Every entry in this listing should be written out exactly.
○ ○ ○ ○
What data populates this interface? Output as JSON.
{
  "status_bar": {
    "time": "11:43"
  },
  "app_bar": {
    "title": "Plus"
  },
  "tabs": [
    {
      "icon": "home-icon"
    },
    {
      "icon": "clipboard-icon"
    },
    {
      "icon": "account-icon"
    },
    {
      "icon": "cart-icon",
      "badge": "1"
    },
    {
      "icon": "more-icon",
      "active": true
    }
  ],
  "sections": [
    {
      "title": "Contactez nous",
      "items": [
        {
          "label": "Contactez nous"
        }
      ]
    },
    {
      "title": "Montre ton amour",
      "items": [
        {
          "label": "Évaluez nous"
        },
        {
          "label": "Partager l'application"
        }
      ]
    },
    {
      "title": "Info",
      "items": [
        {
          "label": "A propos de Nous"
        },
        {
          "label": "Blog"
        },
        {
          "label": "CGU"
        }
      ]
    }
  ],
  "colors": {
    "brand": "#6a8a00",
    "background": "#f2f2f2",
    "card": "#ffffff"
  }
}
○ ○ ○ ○
» **SOLUTION TO THIS PROBLEM**:
What data populates this interface? Output as JSON.
{
  "status_bar": {
    "time": "11:43"
  },
  "app_bar": {
    "title": "Plus"
  },
  "tabs": [
    {
      "icon": "home-icon"
    },
    {
      "icon": "clipboard-icon"
    },
    {
      "icon": "account-icon"
    },
    {
      "icon": "cart-icon",
      "badge": "1"
    },
    {
      "icon": "more-icon",
      "active": true
    }
  ],
  "sections": [
    {
      "title": "Contactez nous",
      "items": [
        {
          "label": "Contactez nous"
        }
      ]
    },
    {
      "title": "Montre ton amour",
      "items": [
        {
          "label": "Évaluez nous"
        },
        {
          "label": "Partager l'application"
        }
      ]
    },
    {
      "title": "Info",
      "items": [
        {
          "label": "A propos de Nous"
        },
        {
          "label": "Blog"
        },
        {
          "label": "CGU"
        }
      ]
    }
  ],
  "colors": {
    "brand": "#6a8a00",
    "background": "#f2f2f2",
    "card": "#ffffff"
  }
}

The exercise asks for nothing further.